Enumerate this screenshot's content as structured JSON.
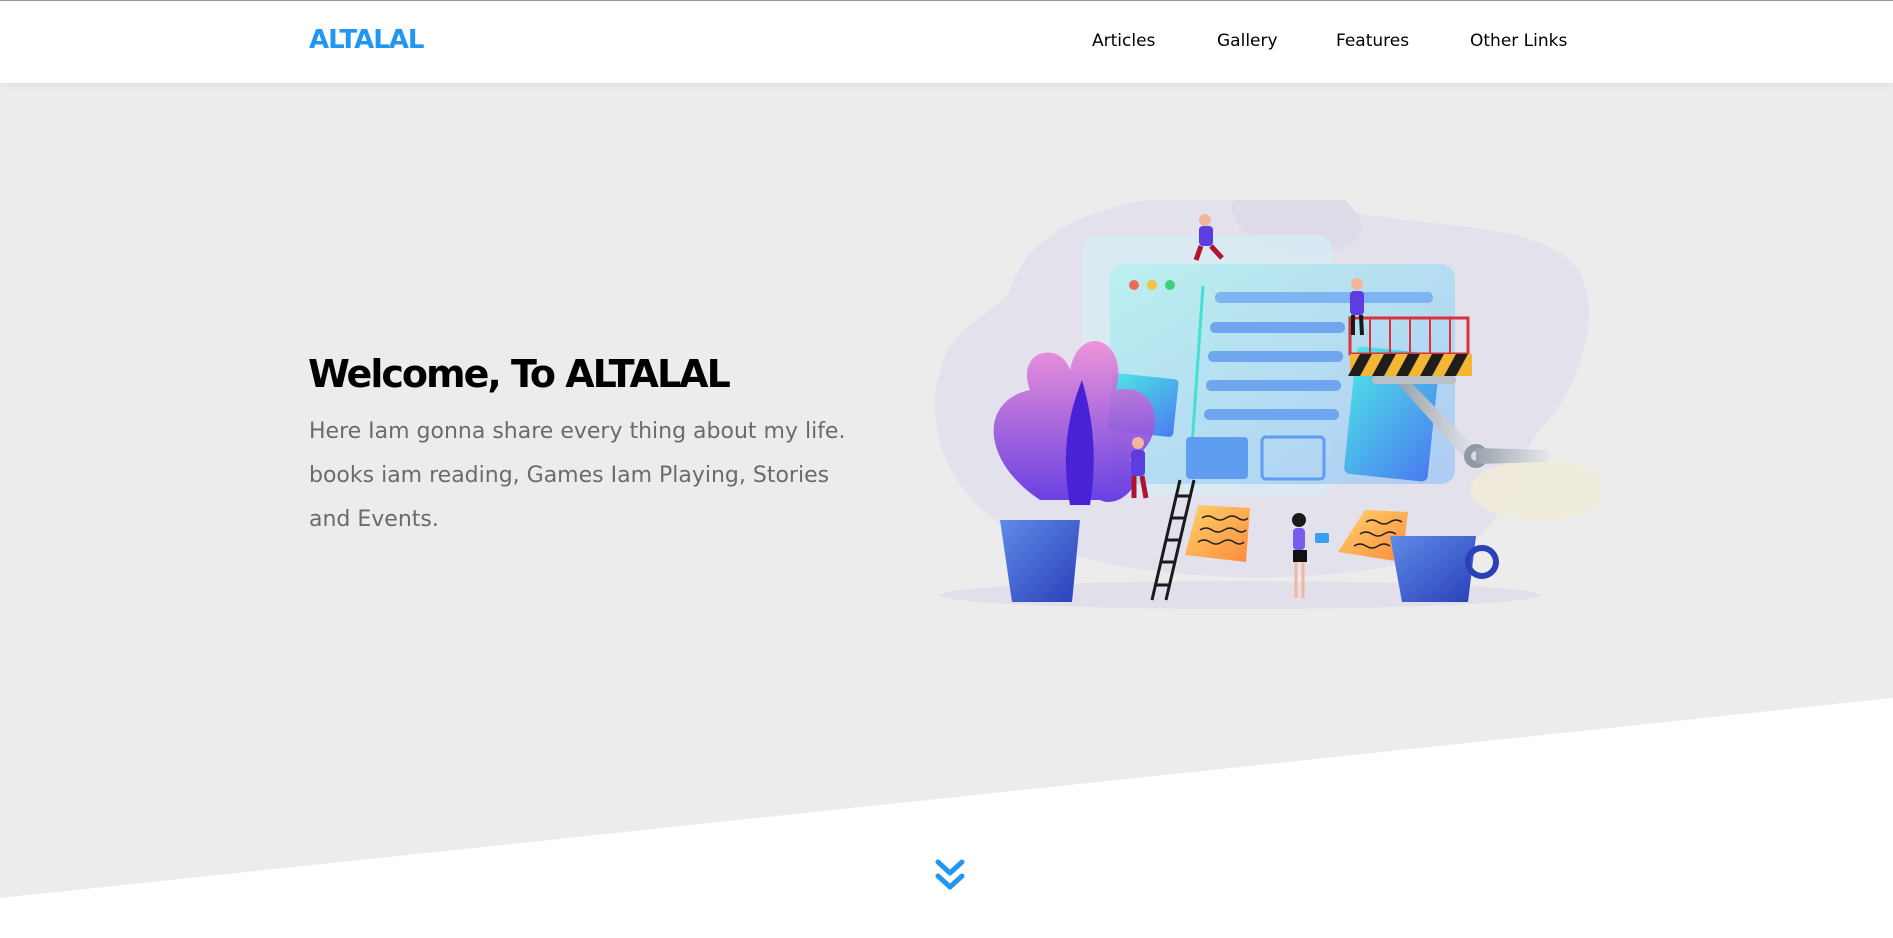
{
  "header": {
    "logo": "ALTALAL",
    "nav": [
      {
        "label": "Articles"
      },
      {
        "label": "Gallery"
      },
      {
        "label": "Features"
      },
      {
        "label": "Other Links"
      }
    ]
  },
  "hero": {
    "title": "Welcome, To ALTALAL",
    "text": "Here Iam gonna share every thing about my life. books iam reading, Games Iam Playing, Stories and Events."
  },
  "colors": {
    "accent": "#2196f3",
    "hero_background": "#ececec",
    "text_muted": "#6b6b6b"
  },
  "icons": {
    "scroll_down": "double-chevron-down-icon"
  }
}
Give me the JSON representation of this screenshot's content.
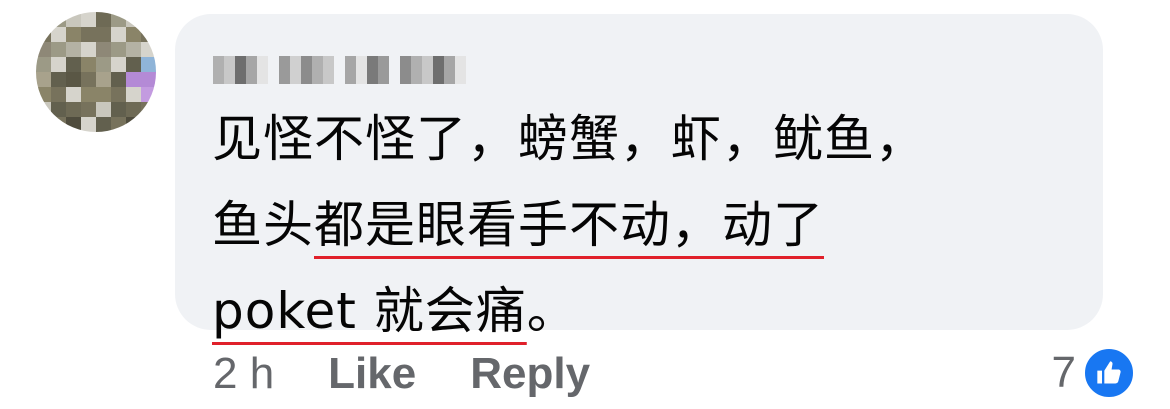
{
  "comment": {
    "author_name": "",
    "text_lines": [
      {
        "plain": "见怪不怪了，螃蟹，虾，鱿鱼，",
        "underlined": ""
      },
      {
        "plain": "鱼头",
        "underlined": "都是眼看手不动，动了"
      },
      {
        "plain": "",
        "underlined": "poket 就会痛",
        "tail": "。"
      }
    ]
  },
  "actions": {
    "time": "2 h",
    "like_label": "Like",
    "reply_label": "Reply"
  },
  "reactions": {
    "count": "7",
    "icon": "thumbs-up-icon",
    "color": "#1877f2"
  },
  "colors": {
    "bubble": "#f0f2f5",
    "underline": "#e0202a",
    "muted_text": "#65676b"
  }
}
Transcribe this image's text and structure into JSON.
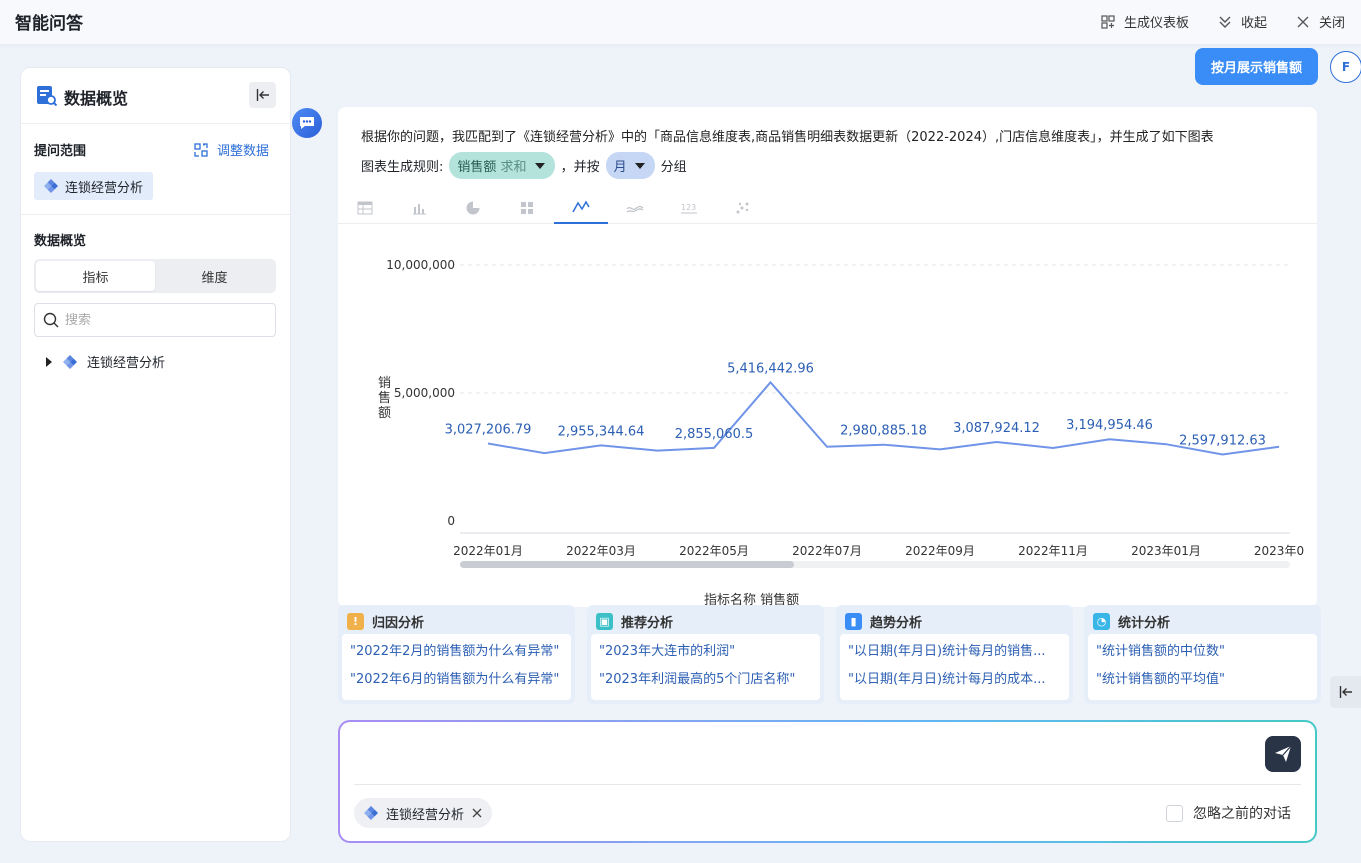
{
  "header": {
    "title": "智能问答",
    "actions": [
      "生成仪表板",
      "收起",
      "关闭"
    ]
  },
  "left_panel": {
    "title": "数据概览",
    "scope_label": "提问范围",
    "adjust_label": "调整数据",
    "scope_chip": "连锁经营分析",
    "overview_label": "数据概览",
    "tabs": [
      "指标",
      "维度"
    ],
    "search_placeholder": "搜索",
    "tree_item": "连锁经营分析"
  },
  "user_message": "按月展示销售额",
  "avatar_letter": "F",
  "answer": {
    "text": "根据你的问题，我匹配到了《连锁经营分析》中的「商品信息维度表,商品销售明细表数据更新（2022-2024）,门店信息维度表」，并生成了如下图表",
    "rule_label": "图表生成规则:",
    "metric_pill": "销售额",
    "metric_agg": "求和",
    "group_prefix": "，并按",
    "group_pill": "月",
    "group_suffix": "分组",
    "chart_tabs": [
      "table-icon",
      "bar-chart-icon",
      "pie-chart-icon",
      "grid-icon",
      "line-chart-icon",
      "area-chart-icon",
      "number-icon",
      "scatter-icon"
    ]
  },
  "chart_data": {
    "type": "line",
    "ylabel": "销售额",
    "ylim": [
      0,
      10000000
    ],
    "y_ticks": [
      "10,000,000",
      "5,000,000",
      "0"
    ],
    "x_tick_labels": [
      "2022年01月",
      "2022年03月",
      "2022年05月",
      "2022年07月",
      "2022年09月",
      "2022年11月",
      "2023年01月",
      "2023年0"
    ],
    "values": [
      3027206.79,
      2650000,
      2955344.64,
      2750000,
      2855060.5,
      5416442.96,
      2900000,
      2980885.18,
      2800000,
      3087924.12,
      2850000,
      3194954.46,
      3000000,
      2597912.63,
      2900000
    ],
    "data_labels": [
      {
        "index": 0,
        "text": "3,027,206.79"
      },
      {
        "index": 2,
        "text": "2,955,344.64"
      },
      {
        "index": 4,
        "text": "2,855,060.5"
      },
      {
        "index": 5,
        "text": "5,416,442.96"
      },
      {
        "index": 7,
        "text": "2,980,885.18"
      },
      {
        "index": 9,
        "text": "3,087,924.12"
      },
      {
        "index": 11,
        "text": "3,194,954.46"
      },
      {
        "index": 13,
        "text": "2,597,912.63"
      }
    ],
    "line_color": "#6f94e8",
    "legend_partial": "指标名称  销售额"
  },
  "suggestions": [
    {
      "title": "归因分析",
      "icon": "warning-icon",
      "color": "#f0b04a",
      "questions": [
        "\"2022年2月的销售额为什么有异常\"",
        "\"2022年6月的销售额为什么有异常\""
      ]
    },
    {
      "title": "推荐分析",
      "icon": "image-icon",
      "color": "#3cc0c8",
      "questions": [
        "\"2023年大连市的利润\"",
        "\"2023年利润最高的5个门店名称\""
      ]
    },
    {
      "title": "趋势分析",
      "icon": "bar-chart-icon",
      "color": "#3a8df6",
      "questions": [
        "\"以日期(年月日)统计每月的销售...",
        "\"以日期(年月日)统计每月的成本..."
      ]
    },
    {
      "title": "统计分析",
      "icon": "pie-icon",
      "color": "#38b6e8",
      "questions": [
        "\"统计销售额的中位数\"",
        "\"统计销售额的平均值\""
      ]
    }
  ],
  "input": {
    "chip": "连锁经营分析",
    "ignore_label": "忽略之前的对话"
  },
  "colors": {
    "accent": "#2e6fd8",
    "user_bubble": "#3a8df6",
    "send_button": "#2a3447"
  }
}
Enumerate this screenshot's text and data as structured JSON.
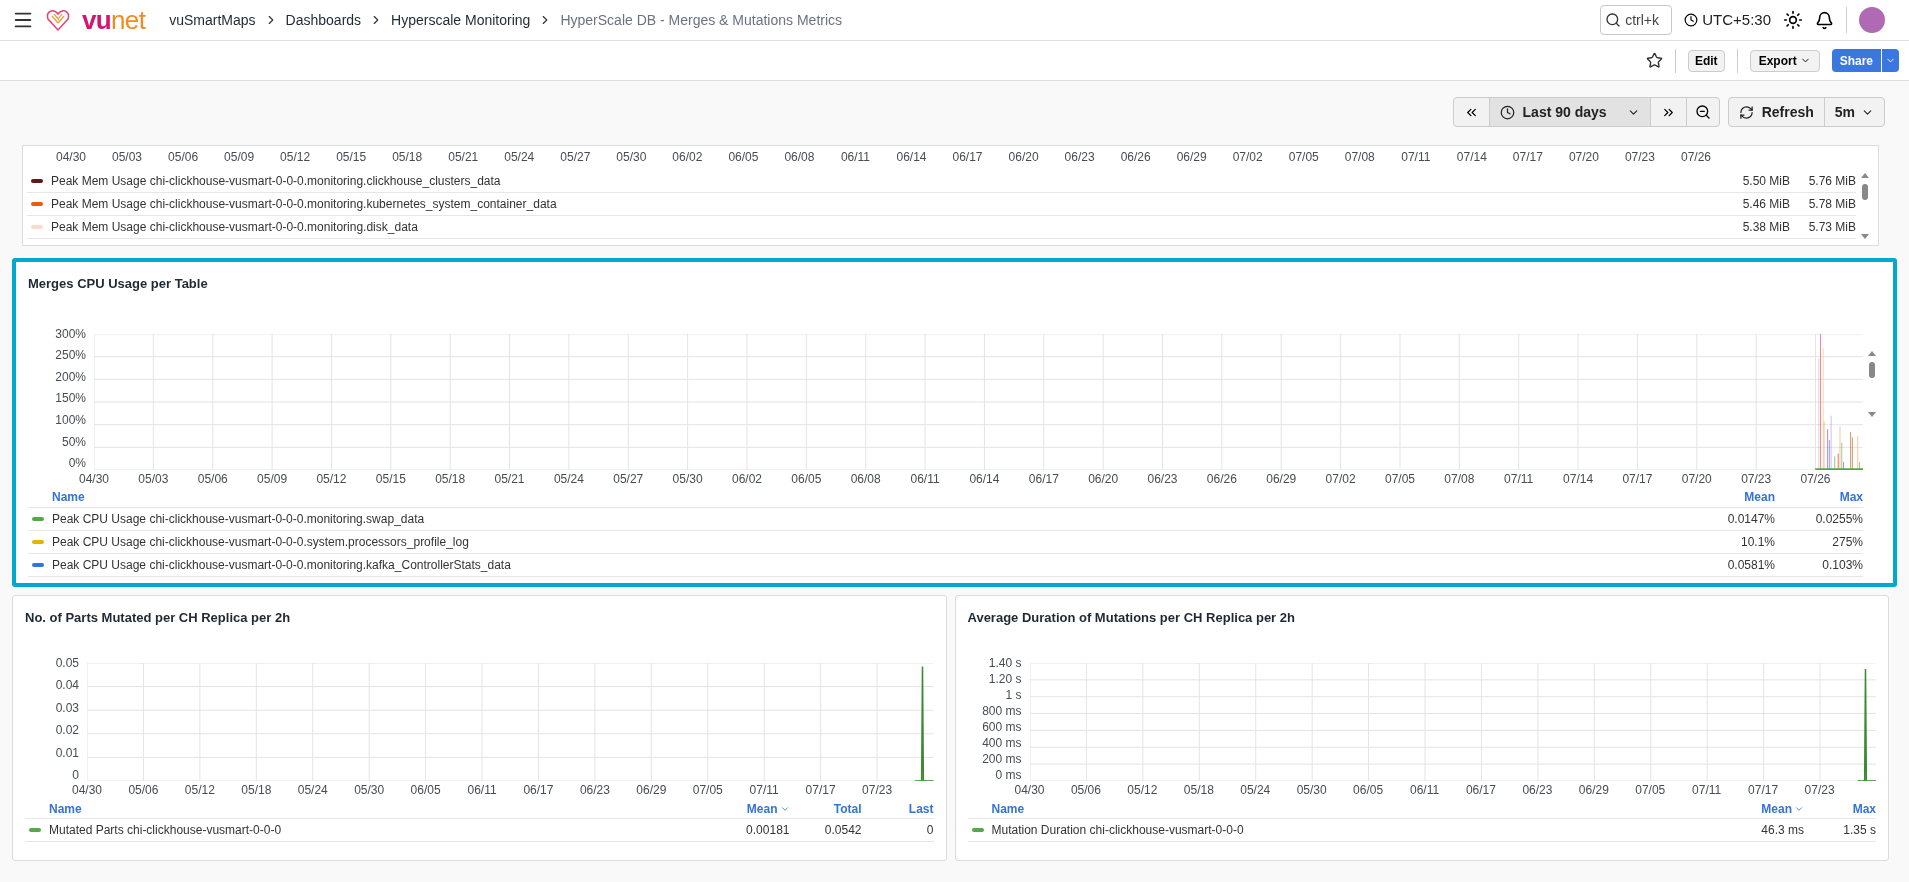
{
  "topbar": {
    "logo_text": [
      "vu",
      "net"
    ],
    "breadcrumbs": [
      {
        "label": "vuSmartMaps",
        "current": false
      },
      {
        "label": "Dashboards",
        "current": false
      },
      {
        "label": "Hyperscale Monitoring",
        "current": false
      },
      {
        "label": "HyperScale DB - Merges & Mutations Metrics",
        "current": true
      }
    ],
    "search": {
      "placeholder": "ctrl+k"
    },
    "timezone": "UTC+5:30"
  },
  "toolbar": {
    "edit": "Edit",
    "export": "Export",
    "share": "Share"
  },
  "time_controls": {
    "range": "Last 90 days",
    "refresh": "Refresh",
    "interval": "5m"
  },
  "panels": [
    {
      "kind": "partial",
      "x_labels": [
        "04/30",
        "05/03",
        "05/06",
        "05/09",
        "05/12",
        "05/15",
        "05/18",
        "05/21",
        "05/24",
        "05/27",
        "05/30",
        "06/02",
        "06/05",
        "06/08",
        "06/11",
        "06/14",
        "06/17",
        "06/20",
        "06/23",
        "06/26",
        "06/29",
        "07/02",
        "07/05",
        "07/08",
        "07/11",
        "07/14",
        "07/17",
        "07/20",
        "07/23",
        "07/26"
      ],
      "rows": [
        {
          "name": "Peak Mem Usage chi-clickhouse-vusmart-0-0-0.monitoring.clickhouse_clusters_data",
          "color": "#5c1a1a",
          "values": [
            "5.50 MiB",
            "5.76 MiB"
          ]
        },
        {
          "name": "Peak Mem Usage chi-clickhouse-vusmart-0-0-0.monitoring.kubernetes_system_container_data",
          "color": "#f2590a",
          "values": [
            "5.46 MiB",
            "5.78 MiB"
          ]
        },
        {
          "name": "Peak Mem Usage chi-clickhouse-vusmart-0-0-0.monitoring.disk_data",
          "color": "#fbdcc9",
          "values": [
            "5.38 MiB",
            "5.73 MiB"
          ]
        }
      ]
    },
    {
      "kind": "wide",
      "title": "Merges CPU Usage per Table",
      "highlighted": true,
      "y_labels": [
        "300%",
        "250%",
        "200%",
        "150%",
        "100%",
        "50%",
        "0%"
      ],
      "x_labels": [
        "04/30",
        "05/03",
        "05/06",
        "05/09",
        "05/12",
        "05/15",
        "05/18",
        "05/21",
        "05/24",
        "05/27",
        "05/30",
        "06/02",
        "06/05",
        "06/08",
        "06/11",
        "06/14",
        "06/17",
        "06/20",
        "06/23",
        "06/26",
        "06/29",
        "07/02",
        "07/05",
        "07/08",
        "07/11",
        "07/14",
        "07/17",
        "07/20",
        "07/23",
        "07/26"
      ],
      "columns": [
        {
          "label": "Name",
          "sorted": false
        },
        {
          "label": "Mean",
          "sorted": false
        },
        {
          "label": "Max",
          "sorted": false
        }
      ],
      "rows": [
        {
          "name": "Peak CPU Usage chi-clickhouse-vusmart-0-0-0.monitoring.swap_data",
          "color": "#56a64b",
          "values": [
            "0.0147%",
            "0.0255%"
          ]
        },
        {
          "name": "Peak CPU Usage chi-clickhouse-vusmart-0-0-0.system.processors_profile_log",
          "color": "#e0b400",
          "values": [
            "10.1%",
            "275%"
          ]
        },
        {
          "name": "Peak CPU Usage chi-clickhouse-vusmart-0-0-0.monitoring.kafka_ControllerStats_data",
          "color": "#3274d9",
          "values": [
            "0.0581%",
            "0.103%"
          ]
        }
      ]
    },
    {
      "kind": "half",
      "title": "No. of Parts Mutated per CH Replica per 2h",
      "highlighted": false,
      "y_labels": [
        "0.05",
        "0.04",
        "0.03",
        "0.02",
        "0.01",
        "0"
      ],
      "x_labels": [
        "04/30",
        "05/06",
        "05/12",
        "05/18",
        "05/24",
        "05/30",
        "06/05",
        "06/11",
        "06/17",
        "06/23",
        "06/29",
        "07/05",
        "07/11",
        "07/17",
        "07/23"
      ],
      "columns": [
        {
          "label": "Name",
          "sorted": false
        },
        {
          "label": "Mean",
          "sorted": true
        },
        {
          "label": "Total",
          "sorted": false
        },
        {
          "label": "Last",
          "sorted": false
        }
      ],
      "rows": [
        {
          "name": "Mutated Parts chi-clickhouse-vusmart-0-0-0",
          "color": "#56a64b",
          "values": [
            "0.00181",
            "0.0542",
            "0"
          ]
        }
      ]
    },
    {
      "kind": "half",
      "title": "Average Duration of Mutations per CH Replica per 2h",
      "highlighted": false,
      "y_labels": [
        "1.40 s",
        "1.20 s",
        "1 s",
        "800 ms",
        "600 ms",
        "400 ms",
        "200 ms",
        "0 ms"
      ],
      "x_labels": [
        "04/30",
        "05/06",
        "05/12",
        "05/18",
        "05/24",
        "05/30",
        "06/05",
        "06/11",
        "06/17",
        "06/23",
        "06/29",
        "07/05",
        "07/11",
        "07/17",
        "07/23"
      ],
      "columns": [
        {
          "label": "Name",
          "sorted": false
        },
        {
          "label": "Mean",
          "sorted": true
        },
        {
          "label": "Max",
          "sorted": false
        }
      ],
      "rows": [
        {
          "name": "Mutation Duration chi-clickhouse-vusmart-0-0-0",
          "color": "#56a64b",
          "values": [
            "46.3 ms",
            "1.35 s"
          ]
        }
      ]
    }
  ]
}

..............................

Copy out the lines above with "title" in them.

**Answer box**
    "title": "Welcome, To ALTALAL",
    "title": "智能问答",
    "title": "数据概览",
      "title": "归因分析",
      "title": "推荐分析",
      "title": "趋势分析",
      "title": "统计分析",
      "title": "Merges CPU Usage per Table",
      "title": "No. of Parts Mutated per CH Replica per 2h",
      "title": "Average Duration of Mutations per CH Replica per 2h",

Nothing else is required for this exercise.